I doubt that anyone outside Joe Lieberman's office is happy with the performance of the Department of Homeland Security, which observed its five-year anniversary this week. To mark the occasion, CQ Homeland Security (part of Congressional Quarterly) asked me and a bunch of more important people to comment on whether creating the department was wise.
The competition for most negative response turned out to be fierce (even Michael Chertoff sounds ambivalent) but I think my entry is a contender. Here's the first part of what I wrote:
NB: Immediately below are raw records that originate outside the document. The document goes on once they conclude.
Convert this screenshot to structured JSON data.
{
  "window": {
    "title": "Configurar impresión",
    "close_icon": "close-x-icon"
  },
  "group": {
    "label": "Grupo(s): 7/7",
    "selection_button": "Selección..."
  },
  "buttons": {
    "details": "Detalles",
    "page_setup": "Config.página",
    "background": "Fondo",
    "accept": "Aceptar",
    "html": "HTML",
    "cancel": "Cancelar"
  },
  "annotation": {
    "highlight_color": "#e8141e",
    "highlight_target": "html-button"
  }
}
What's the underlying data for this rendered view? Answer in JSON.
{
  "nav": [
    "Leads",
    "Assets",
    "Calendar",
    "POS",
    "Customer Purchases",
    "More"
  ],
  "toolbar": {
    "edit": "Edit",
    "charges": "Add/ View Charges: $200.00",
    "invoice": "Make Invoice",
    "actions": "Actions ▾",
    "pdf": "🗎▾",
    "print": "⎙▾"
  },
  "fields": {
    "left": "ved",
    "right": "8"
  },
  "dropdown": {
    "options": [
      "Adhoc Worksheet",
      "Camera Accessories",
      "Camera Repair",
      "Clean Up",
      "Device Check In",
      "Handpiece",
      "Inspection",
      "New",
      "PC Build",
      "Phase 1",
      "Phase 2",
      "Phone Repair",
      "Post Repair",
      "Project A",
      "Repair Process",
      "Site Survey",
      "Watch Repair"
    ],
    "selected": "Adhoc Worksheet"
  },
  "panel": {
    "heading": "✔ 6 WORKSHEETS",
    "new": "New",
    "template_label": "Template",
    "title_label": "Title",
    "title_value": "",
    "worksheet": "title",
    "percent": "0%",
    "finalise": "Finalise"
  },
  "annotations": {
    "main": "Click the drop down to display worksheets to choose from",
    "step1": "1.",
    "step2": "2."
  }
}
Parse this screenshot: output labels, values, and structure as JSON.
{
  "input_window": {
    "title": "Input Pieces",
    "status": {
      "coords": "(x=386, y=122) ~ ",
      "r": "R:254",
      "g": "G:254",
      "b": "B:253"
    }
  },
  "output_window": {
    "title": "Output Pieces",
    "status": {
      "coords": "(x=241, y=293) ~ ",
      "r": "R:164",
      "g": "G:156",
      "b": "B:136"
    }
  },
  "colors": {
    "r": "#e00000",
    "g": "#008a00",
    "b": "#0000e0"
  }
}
Congress made a large but typical mistake with the creation of the Department of Homeland Security five years ago. James Q. Wilson wrote in 1995 that government reorganizations are usually driven by a perception of crisis that produces a political need to do something quick and extensive. He notes that these circumstances make thoughtful planning for the change unlikely. Reorganizations, he says, are usually victims of a facile urge to clarify lines of authority and end duplication without understanding the incentives of the organizations involved. Congress and the Bush administration followed this model in creating DHS.
The collection of comments is here.